                                but Consciousness is mostly Sleep

                                  Sleep dreams Wakefulness
                                    but Wakefulness is mostly Irrational

                                      Irrationality dreams Knowledge
                                        but Knowledge is mostly Chaos

                                          Chaos dreams Existence
                                            but Existence is mostly Nothing

Nothing dreams Everything
before it is ready to awake


Awakening from Dreams (1983)

After I Die

After I die
Time will be Space
and I will move back and forth in it
    every step a generation
    and I will watch
    the child I was
    the Man I was—
        After I die
        “I” will be “he”

After I die
Now will be Then
and I will remember all who lived
    Napoleon and Socrates
    and Columbus and Leonardo
    and Moses and Gilgamesh
    and all the nameless ones
    will be like days in a long life—
        After I die
        “I” will be “they”

After I die
Here will be There
and I will expand or shrink at will
    the soul of atoms and their particles
    of suns and their planets
    of galaxies and their solar systems
    of universes and their galaxies
    will be my soul and they will rotate in me—
        After I die
        “I” will be “it”

After I die
If will be When
and I will fill all holes with existence
    making things that were not made
    living lives that were unlived
    growing histories that could have happened
    creating worlds that had been aborted
    realizing possibilities that never were—
        After I die
        “I” will be “god”

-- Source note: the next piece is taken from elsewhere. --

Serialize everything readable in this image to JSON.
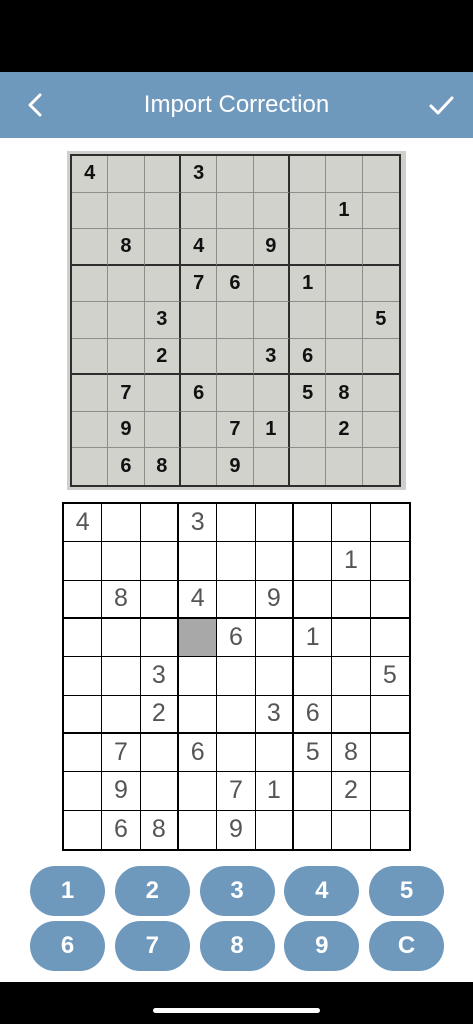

After I die
I will be nothing
and I am just dreaming about the impossible
projecting a tunnel under the prison wall
    but tomorrow: to go
    tomorrow: to talk
    tomorrow: to work
    tomorrow: to play
    tomorrow: to cope
    tomorrow: to survive—
        After I die “yes” will be “no”
        and everything will become so easy

Wednesday, September 20, 1973

Photo credit: Aniko Zend

Camille Martin